Electrical Systems Technology Diploma

Electrical Systems Technology
Program Code: D35130

Electrical Systems Technology Diploma

Specific Requirements

Courses requiring a grade of “C” or better: ELC and ELN

Courses in this program

Course Course Code Credit Hours Link to course details

This course introduces the fundamental concepts of electricity and test equipment to nonelectrical/electronic majors. Topics include basic DC and AC principles (voltage, resistance, current, impedance); components (resistors, inductors, and capacitors); power; and operation of test equipment. Upon completion, students should be able to construct and analyze simple DC and AC circuits using electrical test equipment.

This course provides an integrated approach to technology and the skills required to manipulate, display, and interpret mathematical functions and formulas used in problem-solving. Topics include basic geometric and proportion applications; simplification, evaluation, and solving of algebraic and radical functions; complex numbers; right triangle trigonometry; and systems of equations. Upon completion, students should be able to demonstrate the ability to use mathematics and technology for problem-solving, analyzing and communicating results.

Course Course Code Credit Hours Link to course details

This course introduces computer software which can be used to solve electrical/electronics problems. Topics include electrical/electronics calculations and applications. Upon completion, students should be able to utilize a personal computer for electrical/electronics- related applications

This course introduces DC and AC electricity with an emphasis on circuit analysis, measurements, and operation of test equipment. Topics include DC and AC principles, circuit analysis laws and theorems, components, test equipment operation, circuit simulation, and other related topics. Upon completion, students should be able to interpret circuit schematics; design, construct, verify, and analyze DC/AC circuits; and properly use test equipment.

This course covers the fabrication methods required to create a prototype product from the initial circuit design. Topics include CAD, layout, sheet metal working, component selection, wire wrapping, PC board layout and construction, reverse engineering, soldering, and other related topics. Upon completion, students should be able to design and construct an electronic product with all its associated documentation.

Course Course Code Credit Hours Link to course details

This course introduces the practices and principles of interpersonal communication in both dyadic and group settings. Emphasis is placed on the communication process, perception, listening, self-disclosure, speech apprehension, ethics, nonverbal communication, conflict, power, and dysfunctional communication relationships. Upon completion, students should be able to demonstrate interpersonal communication skills, apply basic principles of group discussion, and manage conflict in interpersonal communication situations.

This course provides laboratory assignments as applied to fundamental principles of DC/AC electricity. Emphasis is placed on measurements and evaluation of electrical components, devices and circuits. Upon completion, the students will gain hands-on experience by measuring voltage, current, and opposition to current flow utilizing various meters and test equipment.

Course Course Code Credit Hours Link to course details

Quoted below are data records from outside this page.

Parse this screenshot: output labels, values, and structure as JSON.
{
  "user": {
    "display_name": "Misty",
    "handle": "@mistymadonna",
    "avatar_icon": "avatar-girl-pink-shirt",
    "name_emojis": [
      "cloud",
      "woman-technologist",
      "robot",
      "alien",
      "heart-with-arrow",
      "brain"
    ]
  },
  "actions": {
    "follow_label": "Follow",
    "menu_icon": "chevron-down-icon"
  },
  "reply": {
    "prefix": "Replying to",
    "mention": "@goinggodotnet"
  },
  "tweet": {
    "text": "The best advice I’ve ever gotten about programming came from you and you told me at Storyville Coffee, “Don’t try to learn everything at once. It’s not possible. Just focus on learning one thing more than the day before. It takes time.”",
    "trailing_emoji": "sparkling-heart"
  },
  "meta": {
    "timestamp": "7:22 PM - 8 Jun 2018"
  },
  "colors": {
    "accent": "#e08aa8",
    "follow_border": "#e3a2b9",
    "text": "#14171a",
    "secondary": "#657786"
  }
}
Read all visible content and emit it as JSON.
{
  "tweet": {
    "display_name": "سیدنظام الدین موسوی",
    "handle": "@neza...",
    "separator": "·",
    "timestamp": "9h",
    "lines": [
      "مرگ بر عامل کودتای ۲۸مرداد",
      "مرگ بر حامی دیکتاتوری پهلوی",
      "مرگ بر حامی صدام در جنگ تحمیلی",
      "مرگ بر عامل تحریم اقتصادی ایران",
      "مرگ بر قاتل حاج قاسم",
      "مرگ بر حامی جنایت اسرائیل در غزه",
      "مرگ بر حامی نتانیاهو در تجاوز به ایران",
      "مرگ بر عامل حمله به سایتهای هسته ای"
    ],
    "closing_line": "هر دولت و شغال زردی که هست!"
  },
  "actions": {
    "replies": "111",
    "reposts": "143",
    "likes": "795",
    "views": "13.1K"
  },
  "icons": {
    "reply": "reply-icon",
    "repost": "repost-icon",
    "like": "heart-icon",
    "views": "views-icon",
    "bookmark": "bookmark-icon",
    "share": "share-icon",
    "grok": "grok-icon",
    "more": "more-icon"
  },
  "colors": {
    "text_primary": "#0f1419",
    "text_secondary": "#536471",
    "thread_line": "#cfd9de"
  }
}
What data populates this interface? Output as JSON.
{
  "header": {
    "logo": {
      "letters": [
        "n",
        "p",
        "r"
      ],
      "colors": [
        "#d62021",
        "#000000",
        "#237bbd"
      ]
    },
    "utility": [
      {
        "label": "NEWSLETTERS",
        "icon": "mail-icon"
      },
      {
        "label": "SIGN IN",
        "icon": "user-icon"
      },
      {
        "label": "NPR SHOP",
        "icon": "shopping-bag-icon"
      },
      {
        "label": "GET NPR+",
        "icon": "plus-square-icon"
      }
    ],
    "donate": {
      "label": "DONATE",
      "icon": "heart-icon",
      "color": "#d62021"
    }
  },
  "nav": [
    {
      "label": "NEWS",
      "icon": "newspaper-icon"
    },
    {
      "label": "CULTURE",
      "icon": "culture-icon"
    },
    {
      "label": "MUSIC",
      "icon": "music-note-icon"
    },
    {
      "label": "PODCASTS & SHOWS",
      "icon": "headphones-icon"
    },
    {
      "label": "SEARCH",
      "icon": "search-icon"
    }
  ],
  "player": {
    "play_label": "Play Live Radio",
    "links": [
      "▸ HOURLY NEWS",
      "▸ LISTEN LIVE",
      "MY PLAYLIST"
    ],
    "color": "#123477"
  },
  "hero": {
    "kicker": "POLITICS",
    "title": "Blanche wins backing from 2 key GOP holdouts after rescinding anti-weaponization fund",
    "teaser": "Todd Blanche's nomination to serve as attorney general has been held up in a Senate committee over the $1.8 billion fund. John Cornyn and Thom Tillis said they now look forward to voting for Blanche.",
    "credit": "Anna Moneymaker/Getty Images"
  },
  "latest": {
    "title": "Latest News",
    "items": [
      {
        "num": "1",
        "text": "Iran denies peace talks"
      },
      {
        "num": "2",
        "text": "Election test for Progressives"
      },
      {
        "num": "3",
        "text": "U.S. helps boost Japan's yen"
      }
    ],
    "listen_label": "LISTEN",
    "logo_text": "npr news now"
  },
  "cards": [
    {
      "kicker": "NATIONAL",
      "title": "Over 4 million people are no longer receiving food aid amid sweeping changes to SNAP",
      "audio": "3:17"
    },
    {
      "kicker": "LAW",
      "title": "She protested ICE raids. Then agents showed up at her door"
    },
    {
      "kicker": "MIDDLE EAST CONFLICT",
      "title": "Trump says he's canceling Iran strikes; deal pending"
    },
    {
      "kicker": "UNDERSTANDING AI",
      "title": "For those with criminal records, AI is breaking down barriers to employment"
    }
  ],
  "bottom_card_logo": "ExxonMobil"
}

This course introduces the care/usage of tools and materials used in residential electrical installations and the requirements of the National Electrical Code. Topics include NEC, electrical safety, and electrical print reading; planning, layout; and installation of electrical distribution equipment; lighting; overcurrent protection; conductors; branch circuits; and conduits. Upon completion, students should be able to properly install conduits, wiring, and electrical distribution equipment associated with residential electrical installations.

This course introduces the fundamental concepts of motors and motor controls. Topics include ladder diagrams, pilot devices, contactors, motor starters, motors, and other control devices. Upon completion, students should be able to properly select, connect, and troubleshoot motors and control circuits.

Course Course Code Credit Hours Link to course details

This course covers layout, planning, and installation of wiring systems in industrial facilities. Emphasis is placed on industrial wiring methods and materials. Upon completion, students should be able to install industrial systems and equipment.

This course introduces the programmable logic controller (PLC) and its associated applications. Topics include ladder logic diagrams, input/output modules, power supplies, surge protection, selection/installation of controllers, and interfacing of controllers with equipment. Upon completion, students should be able to install PLCs and create simple programs.

This course covers the use of the current National Electrical Code. Topics include the NEC history, wiring methods, overcurrent protection, materials, and other related topics. Upon completion, students should be able to effectively use the NEC.

This course covers the fundamentals of instrumentation used in the industry. Emphasis is placed on electric, electronic, and pneumatic instruments. Upon completion, students should be able to design, install, maintain, and calibrate instrumentation.

Total Credit Hours Required:
39

See advisor for General Education substitutes.

Curriculum is based on the 2020-21 catalog.

Get insight on 11 Electrical Systems Technology career choices, and find what's right for you

Launch Career Coach